Norm Stewart was 32 when he got the Mizzou job, as was Quin Snyder.
Yes I've got a good feeling about 2047.
This program is a long way from winning 20 games a year with a .500 record in league play. But if that becomes the norm year after year, then what eventually happens is unless you've won a national championship or make multiple Final Fours, then just winning 20 games every year doesn't satisfy the base any more. Seems like fans are getting restless at Ohio State where Holtmann has a ranked team every year, wins 20 games and makes the NCAA tourney. But eventually that's no longer good enough.
Nothing too exotic: Gonzaga, Purdue, Arizona, Providence. Arizona beating the Zags to win it all.
I was somewhat surprised. I had some private conversations with parties involved late Thursday night - after the loss to LSU - and I left those believing it was still very much in the air.
I'm not sure he was comfortable with his staff. Over the years there was some frustration with the staff salary pool - not that his coaches were underpaid but that there wasn't more money available to upgrade. But if he truly believed he needed different assistants, even if he couldn't pay ideal options to add, he could have made some changes.
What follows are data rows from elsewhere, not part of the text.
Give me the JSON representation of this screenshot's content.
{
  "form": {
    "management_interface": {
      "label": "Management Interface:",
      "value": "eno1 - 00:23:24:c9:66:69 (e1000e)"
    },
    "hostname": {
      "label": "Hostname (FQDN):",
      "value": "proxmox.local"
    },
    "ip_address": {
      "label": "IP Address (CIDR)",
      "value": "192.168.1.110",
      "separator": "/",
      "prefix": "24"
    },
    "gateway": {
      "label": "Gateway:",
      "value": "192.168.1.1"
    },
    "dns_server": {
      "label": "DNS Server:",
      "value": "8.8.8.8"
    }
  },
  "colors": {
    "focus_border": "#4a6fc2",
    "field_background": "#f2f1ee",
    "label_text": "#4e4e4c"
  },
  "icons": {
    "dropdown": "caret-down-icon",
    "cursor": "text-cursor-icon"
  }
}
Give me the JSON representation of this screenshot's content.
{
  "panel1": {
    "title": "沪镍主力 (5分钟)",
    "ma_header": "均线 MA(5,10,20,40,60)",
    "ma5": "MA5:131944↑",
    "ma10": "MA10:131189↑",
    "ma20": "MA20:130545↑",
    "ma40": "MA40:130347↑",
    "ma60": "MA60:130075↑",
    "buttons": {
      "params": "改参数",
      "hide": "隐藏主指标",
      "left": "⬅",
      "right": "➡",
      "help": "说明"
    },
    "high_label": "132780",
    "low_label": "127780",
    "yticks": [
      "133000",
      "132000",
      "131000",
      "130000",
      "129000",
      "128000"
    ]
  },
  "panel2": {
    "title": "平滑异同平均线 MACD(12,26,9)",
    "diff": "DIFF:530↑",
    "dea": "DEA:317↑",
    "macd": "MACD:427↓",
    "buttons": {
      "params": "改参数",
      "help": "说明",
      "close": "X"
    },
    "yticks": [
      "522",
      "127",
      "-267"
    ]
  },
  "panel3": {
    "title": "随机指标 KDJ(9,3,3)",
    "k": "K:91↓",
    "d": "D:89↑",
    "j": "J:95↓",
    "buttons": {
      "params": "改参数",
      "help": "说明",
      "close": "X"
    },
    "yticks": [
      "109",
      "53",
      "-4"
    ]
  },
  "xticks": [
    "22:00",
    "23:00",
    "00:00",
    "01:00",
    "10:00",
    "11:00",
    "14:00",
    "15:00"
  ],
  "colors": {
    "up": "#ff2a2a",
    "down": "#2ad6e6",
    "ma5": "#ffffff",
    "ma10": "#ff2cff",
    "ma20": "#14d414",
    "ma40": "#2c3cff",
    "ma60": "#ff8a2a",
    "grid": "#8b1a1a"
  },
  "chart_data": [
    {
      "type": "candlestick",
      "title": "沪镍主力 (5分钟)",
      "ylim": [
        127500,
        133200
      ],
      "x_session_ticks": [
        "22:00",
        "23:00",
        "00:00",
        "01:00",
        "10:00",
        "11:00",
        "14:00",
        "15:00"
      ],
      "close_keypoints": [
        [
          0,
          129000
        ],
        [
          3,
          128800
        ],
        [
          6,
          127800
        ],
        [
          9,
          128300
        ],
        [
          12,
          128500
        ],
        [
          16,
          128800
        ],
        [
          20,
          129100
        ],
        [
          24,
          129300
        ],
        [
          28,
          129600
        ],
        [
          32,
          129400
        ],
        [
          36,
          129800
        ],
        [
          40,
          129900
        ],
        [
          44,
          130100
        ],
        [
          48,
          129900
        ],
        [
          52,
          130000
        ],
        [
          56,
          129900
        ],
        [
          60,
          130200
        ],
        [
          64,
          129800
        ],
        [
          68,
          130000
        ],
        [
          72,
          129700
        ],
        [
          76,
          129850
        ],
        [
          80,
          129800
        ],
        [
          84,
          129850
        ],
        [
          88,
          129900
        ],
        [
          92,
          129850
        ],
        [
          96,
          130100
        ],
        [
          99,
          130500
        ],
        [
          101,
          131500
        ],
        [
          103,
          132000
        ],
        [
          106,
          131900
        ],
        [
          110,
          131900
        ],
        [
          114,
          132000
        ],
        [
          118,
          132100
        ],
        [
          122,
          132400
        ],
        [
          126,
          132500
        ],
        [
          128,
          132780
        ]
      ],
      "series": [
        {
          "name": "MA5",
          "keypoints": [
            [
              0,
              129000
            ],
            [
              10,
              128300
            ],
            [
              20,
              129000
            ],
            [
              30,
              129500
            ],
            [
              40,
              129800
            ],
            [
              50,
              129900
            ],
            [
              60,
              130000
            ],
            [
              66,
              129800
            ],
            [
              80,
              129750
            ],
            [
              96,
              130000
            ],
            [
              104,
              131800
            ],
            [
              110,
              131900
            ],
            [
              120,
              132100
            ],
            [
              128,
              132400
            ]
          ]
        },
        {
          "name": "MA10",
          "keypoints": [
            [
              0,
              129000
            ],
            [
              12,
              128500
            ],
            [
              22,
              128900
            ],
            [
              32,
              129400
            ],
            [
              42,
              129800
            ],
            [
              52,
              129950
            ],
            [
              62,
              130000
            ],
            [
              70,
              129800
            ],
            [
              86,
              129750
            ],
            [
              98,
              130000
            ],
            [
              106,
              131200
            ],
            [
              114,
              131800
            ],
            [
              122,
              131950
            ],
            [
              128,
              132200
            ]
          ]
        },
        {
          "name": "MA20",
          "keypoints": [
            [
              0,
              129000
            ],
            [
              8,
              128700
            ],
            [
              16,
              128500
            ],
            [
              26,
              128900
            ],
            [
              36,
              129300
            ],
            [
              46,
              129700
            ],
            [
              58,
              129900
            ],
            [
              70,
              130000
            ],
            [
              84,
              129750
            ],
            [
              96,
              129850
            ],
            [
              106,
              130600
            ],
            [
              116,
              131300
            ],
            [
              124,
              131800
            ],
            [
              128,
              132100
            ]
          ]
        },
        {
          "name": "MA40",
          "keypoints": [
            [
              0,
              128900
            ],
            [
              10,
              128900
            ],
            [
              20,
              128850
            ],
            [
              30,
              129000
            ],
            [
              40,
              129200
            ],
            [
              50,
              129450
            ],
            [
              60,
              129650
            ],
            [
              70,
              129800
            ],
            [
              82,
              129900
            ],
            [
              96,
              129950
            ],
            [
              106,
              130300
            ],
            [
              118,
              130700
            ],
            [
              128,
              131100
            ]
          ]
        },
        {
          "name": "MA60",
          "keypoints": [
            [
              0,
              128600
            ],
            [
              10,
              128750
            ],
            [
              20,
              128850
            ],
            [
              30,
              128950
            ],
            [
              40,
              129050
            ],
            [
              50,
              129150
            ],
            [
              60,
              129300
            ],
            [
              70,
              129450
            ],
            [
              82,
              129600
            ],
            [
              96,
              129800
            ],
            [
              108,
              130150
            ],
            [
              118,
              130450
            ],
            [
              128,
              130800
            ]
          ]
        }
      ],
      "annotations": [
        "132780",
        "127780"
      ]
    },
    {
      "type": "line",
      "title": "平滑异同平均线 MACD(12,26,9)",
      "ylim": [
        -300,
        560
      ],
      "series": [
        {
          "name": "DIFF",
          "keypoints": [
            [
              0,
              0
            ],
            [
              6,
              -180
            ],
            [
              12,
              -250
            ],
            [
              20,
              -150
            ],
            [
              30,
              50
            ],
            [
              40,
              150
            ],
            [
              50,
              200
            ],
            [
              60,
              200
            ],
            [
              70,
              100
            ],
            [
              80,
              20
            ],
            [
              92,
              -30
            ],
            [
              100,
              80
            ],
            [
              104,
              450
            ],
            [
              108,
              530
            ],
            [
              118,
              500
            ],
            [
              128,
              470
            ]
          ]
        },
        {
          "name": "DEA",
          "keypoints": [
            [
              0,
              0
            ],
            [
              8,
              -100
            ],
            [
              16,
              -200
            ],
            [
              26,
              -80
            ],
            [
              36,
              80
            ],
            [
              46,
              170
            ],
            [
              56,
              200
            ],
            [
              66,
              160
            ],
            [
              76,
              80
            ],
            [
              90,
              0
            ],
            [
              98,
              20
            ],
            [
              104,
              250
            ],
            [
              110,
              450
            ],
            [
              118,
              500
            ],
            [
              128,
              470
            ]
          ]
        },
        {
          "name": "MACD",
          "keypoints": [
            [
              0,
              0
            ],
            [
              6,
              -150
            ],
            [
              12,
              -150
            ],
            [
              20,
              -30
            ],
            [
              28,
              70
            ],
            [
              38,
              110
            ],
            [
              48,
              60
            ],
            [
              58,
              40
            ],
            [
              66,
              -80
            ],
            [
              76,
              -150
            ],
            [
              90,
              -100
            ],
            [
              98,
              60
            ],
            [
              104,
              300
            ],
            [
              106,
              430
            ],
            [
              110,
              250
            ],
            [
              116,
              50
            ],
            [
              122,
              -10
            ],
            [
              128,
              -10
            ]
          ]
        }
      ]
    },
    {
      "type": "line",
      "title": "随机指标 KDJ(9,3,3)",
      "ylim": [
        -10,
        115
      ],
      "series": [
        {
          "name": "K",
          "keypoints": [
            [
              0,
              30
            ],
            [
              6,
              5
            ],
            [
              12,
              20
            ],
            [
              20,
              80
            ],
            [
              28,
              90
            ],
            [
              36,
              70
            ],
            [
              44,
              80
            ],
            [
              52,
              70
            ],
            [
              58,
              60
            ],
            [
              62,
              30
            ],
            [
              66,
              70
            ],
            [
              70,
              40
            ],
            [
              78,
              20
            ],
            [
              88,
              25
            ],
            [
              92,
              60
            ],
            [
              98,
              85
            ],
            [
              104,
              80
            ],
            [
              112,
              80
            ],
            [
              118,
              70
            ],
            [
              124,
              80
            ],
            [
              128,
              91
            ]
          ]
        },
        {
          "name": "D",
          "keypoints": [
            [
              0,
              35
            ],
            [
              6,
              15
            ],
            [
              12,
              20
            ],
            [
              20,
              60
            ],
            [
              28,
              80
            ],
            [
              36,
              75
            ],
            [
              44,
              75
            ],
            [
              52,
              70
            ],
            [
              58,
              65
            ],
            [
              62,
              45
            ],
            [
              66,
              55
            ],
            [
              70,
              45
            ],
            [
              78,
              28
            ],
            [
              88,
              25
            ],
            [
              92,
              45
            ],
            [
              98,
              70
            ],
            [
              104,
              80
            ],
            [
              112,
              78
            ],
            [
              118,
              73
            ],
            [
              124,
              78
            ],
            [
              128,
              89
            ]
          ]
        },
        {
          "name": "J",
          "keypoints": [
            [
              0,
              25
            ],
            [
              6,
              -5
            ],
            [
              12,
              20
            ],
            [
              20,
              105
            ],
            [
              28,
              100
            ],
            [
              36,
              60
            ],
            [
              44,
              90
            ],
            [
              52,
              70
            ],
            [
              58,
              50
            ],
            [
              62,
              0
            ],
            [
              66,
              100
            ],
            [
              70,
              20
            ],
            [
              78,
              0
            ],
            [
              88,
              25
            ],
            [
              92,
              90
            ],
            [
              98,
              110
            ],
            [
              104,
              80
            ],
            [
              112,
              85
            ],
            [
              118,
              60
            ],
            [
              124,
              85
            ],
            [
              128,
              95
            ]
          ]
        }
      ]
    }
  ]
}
He's 63, which is right in the middle of the four coaches at the best programs in the SEC: Mussleman (57), Pearl (61), Calipari (63) and Barnes (67). If Dana Altman wants to coach at Mizzou and you don't have to pay him more than $4M, you end the search. But I don't know that he's realistic by any means or if he's intent on leaving Oregon.
As someone who has been contacted by one of these search firms for a job in the past - no further comment from me - there is some value in having a firm reach out to candidates especially early in the process because it provides a buffer so ADs can deny they contacted certain coaches and coaches can deny they've been contacted by other schools. Also, the firm helps with background searches. They study contracts so they can understand buyouts and initiate the structure of an offer. They schedule the interviews, arrange the travel, etc. The AD could handle some of these tasks, but not very efficiently when she also has an athletics department to manage on a daily basis. Search firms are a bit of a racket, but they do serve a real purpose.
That search was unique. It was documented exhaustively: AD Mike Alden was allowed to pursue Gregg Marshall, but if he couldn't close the deal, university administration wanted him to hire Kim Anderson. Other coaches weren't given strong consideration. Ben Howland wanted the job but MU never got serious with him. Mike White could have been in the mix. I was later told Buzz Williams would have listened. Frank Martin would have listened. Heck, had he not just taken the Cal job, Cuonzo would have listened.
I don't think all those factors are as guaranteed as you describe them.
I didn't study George Mason games this year to be able to answer that question accurately. I watched when they lost to SLU and that's about it.
By systemic I mean, why so much turnover and instability? How can you grow when you're constantly working under a new boss who's bringing in new people? There's not much institutional knowledge in the department right now. New blood can be healthy, but not if you're not learning from the past. Who's in charge of athletics? Is it the president/chancellor or the AD? Why four different ADs over eight years? Coaches continually getting fired by ADs who didn't hire them. It almost becomes self-fulfilling. New AD inherits coaches, lets go of coaches they didn't hire; new AD comes around, and the cycle continues.
In 12 years at Ole Miss, he made one NCAA Tournament. Martin made two in five years. I don't understand firing Martin for Kennedy - in an SEC that's much more competitive now and will get more competitive when Texas and Oklahoma join. I like Kennedy. I just don't see how you sell that hire if you're serious about winning championships My first question for the AD would be, "How is making fewer NCAAs in more than twice as many years an upgrade from Martin?"
There's no sense in making a coaching change without giving the new guy some better resources. Otherwise, you're just giving the same house a new paint job but not actually addressing the leaky foundation or the busted pipes.
OK, folks. I'm out of time. We'll do this again next week. Maybe there'll be a new coach to discuss.